Collection entries
◇ ◇ ◇ ◇ ◇
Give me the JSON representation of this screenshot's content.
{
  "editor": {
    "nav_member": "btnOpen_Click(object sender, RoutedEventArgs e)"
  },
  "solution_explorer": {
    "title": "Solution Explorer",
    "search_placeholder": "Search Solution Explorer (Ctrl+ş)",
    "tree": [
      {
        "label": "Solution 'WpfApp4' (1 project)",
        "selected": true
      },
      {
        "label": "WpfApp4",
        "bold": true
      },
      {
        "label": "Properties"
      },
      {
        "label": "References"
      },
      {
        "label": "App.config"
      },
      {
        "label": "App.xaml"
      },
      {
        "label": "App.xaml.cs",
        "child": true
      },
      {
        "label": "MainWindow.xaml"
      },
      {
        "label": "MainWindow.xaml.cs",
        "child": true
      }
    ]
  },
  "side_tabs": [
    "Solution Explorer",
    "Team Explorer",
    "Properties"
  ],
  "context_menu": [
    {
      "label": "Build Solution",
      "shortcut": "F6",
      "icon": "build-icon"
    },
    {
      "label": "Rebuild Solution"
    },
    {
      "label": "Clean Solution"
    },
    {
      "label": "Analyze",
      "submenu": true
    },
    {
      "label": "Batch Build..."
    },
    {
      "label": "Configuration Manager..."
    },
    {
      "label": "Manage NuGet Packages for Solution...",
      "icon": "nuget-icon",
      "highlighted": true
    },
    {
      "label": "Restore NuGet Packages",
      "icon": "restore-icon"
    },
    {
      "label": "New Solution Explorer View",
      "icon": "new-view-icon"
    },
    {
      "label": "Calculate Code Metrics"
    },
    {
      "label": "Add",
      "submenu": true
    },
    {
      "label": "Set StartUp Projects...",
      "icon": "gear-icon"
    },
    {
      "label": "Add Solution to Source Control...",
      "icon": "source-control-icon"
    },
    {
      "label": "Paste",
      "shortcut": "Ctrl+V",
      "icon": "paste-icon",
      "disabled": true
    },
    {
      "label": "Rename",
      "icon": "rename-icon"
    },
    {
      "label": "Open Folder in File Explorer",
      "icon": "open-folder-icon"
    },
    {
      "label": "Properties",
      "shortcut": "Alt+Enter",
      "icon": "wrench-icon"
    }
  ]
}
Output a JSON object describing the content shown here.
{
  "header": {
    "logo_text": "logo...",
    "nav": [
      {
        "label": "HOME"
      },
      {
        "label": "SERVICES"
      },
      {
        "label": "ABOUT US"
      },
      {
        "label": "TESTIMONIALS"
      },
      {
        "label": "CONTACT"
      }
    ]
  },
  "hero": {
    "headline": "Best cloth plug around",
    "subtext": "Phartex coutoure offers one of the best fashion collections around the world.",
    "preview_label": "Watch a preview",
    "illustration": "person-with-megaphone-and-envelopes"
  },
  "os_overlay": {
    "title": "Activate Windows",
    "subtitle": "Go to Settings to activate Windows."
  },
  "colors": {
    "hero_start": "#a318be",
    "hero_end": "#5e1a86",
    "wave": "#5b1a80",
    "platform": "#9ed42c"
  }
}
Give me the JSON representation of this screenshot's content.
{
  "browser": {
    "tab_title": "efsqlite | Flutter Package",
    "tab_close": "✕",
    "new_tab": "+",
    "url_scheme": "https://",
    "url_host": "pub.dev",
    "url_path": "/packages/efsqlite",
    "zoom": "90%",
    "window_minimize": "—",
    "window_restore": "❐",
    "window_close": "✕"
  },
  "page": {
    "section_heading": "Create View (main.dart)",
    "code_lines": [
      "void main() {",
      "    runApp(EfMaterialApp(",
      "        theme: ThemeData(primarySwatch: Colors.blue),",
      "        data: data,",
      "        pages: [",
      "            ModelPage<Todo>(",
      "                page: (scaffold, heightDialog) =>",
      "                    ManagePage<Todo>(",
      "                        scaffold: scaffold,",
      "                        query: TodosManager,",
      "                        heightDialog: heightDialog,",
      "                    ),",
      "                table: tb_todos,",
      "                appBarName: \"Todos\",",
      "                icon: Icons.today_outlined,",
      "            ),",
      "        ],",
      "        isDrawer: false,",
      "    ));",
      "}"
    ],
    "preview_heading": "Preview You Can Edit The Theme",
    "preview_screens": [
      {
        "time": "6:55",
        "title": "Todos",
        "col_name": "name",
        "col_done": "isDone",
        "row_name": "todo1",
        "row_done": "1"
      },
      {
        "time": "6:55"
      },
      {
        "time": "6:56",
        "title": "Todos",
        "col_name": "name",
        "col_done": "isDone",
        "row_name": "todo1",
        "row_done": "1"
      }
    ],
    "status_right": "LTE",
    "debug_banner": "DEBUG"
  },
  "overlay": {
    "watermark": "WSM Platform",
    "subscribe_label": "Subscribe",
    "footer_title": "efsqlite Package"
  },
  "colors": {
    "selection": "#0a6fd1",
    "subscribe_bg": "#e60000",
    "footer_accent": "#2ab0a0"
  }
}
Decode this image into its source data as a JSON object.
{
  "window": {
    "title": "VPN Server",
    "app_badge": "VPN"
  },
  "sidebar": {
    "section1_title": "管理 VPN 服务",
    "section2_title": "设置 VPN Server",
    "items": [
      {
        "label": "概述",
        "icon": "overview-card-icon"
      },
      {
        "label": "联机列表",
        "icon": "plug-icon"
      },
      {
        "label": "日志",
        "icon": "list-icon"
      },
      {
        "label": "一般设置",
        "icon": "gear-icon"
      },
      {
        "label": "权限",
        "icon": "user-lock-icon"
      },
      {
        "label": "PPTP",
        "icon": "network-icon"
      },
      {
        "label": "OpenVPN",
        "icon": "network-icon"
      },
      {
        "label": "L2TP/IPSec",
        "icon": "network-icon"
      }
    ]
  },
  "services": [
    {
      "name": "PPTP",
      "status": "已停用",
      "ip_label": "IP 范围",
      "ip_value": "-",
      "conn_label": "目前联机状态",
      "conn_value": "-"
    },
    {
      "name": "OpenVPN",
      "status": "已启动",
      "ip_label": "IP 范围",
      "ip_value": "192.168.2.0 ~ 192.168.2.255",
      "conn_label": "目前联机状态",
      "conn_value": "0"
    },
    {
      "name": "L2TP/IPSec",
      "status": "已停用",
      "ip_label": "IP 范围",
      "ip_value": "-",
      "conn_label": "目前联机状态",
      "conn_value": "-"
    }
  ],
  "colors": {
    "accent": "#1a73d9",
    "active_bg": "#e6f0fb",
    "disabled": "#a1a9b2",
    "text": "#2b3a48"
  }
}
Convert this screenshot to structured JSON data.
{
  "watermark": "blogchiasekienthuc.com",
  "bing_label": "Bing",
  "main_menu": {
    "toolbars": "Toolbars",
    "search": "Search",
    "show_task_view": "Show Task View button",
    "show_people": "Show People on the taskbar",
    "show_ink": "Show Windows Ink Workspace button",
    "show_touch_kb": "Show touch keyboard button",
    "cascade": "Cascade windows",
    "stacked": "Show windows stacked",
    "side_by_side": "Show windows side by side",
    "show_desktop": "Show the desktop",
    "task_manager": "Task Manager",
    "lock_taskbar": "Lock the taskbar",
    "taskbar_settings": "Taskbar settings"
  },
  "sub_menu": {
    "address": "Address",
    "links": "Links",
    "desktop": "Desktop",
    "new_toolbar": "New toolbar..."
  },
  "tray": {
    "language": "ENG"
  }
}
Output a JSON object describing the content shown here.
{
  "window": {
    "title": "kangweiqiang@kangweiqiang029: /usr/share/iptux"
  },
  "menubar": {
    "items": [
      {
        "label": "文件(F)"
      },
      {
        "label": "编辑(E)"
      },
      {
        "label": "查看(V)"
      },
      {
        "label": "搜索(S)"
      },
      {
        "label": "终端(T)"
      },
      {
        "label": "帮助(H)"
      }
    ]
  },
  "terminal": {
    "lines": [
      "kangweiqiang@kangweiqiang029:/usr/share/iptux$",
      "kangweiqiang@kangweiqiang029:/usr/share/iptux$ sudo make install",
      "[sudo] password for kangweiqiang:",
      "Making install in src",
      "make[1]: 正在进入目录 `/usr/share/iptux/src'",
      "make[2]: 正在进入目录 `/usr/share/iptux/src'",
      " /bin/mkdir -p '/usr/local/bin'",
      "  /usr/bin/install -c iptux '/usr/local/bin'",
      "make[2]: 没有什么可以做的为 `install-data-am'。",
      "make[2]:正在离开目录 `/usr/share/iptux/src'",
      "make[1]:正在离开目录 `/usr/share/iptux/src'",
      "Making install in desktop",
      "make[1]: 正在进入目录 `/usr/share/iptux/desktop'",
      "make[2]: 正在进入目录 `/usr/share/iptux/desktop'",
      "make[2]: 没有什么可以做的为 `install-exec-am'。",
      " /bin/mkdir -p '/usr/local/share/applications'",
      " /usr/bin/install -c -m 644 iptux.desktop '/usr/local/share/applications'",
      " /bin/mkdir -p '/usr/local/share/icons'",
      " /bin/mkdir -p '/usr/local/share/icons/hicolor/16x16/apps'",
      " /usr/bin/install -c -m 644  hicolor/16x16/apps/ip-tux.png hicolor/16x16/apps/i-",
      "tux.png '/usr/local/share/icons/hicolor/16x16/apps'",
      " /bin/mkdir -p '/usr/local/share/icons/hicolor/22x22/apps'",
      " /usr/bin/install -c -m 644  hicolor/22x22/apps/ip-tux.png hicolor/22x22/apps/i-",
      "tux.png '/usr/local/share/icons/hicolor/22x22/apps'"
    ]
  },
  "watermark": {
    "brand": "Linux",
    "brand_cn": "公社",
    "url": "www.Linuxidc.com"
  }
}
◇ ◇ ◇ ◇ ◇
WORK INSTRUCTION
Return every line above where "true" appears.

ANSWER TO THE PROBLEM
        "selected": true
        "bold": true
        "child": true
        "child": true
      "submenu": true
      "highlighted": true
      "submenu": true
      "disabled": true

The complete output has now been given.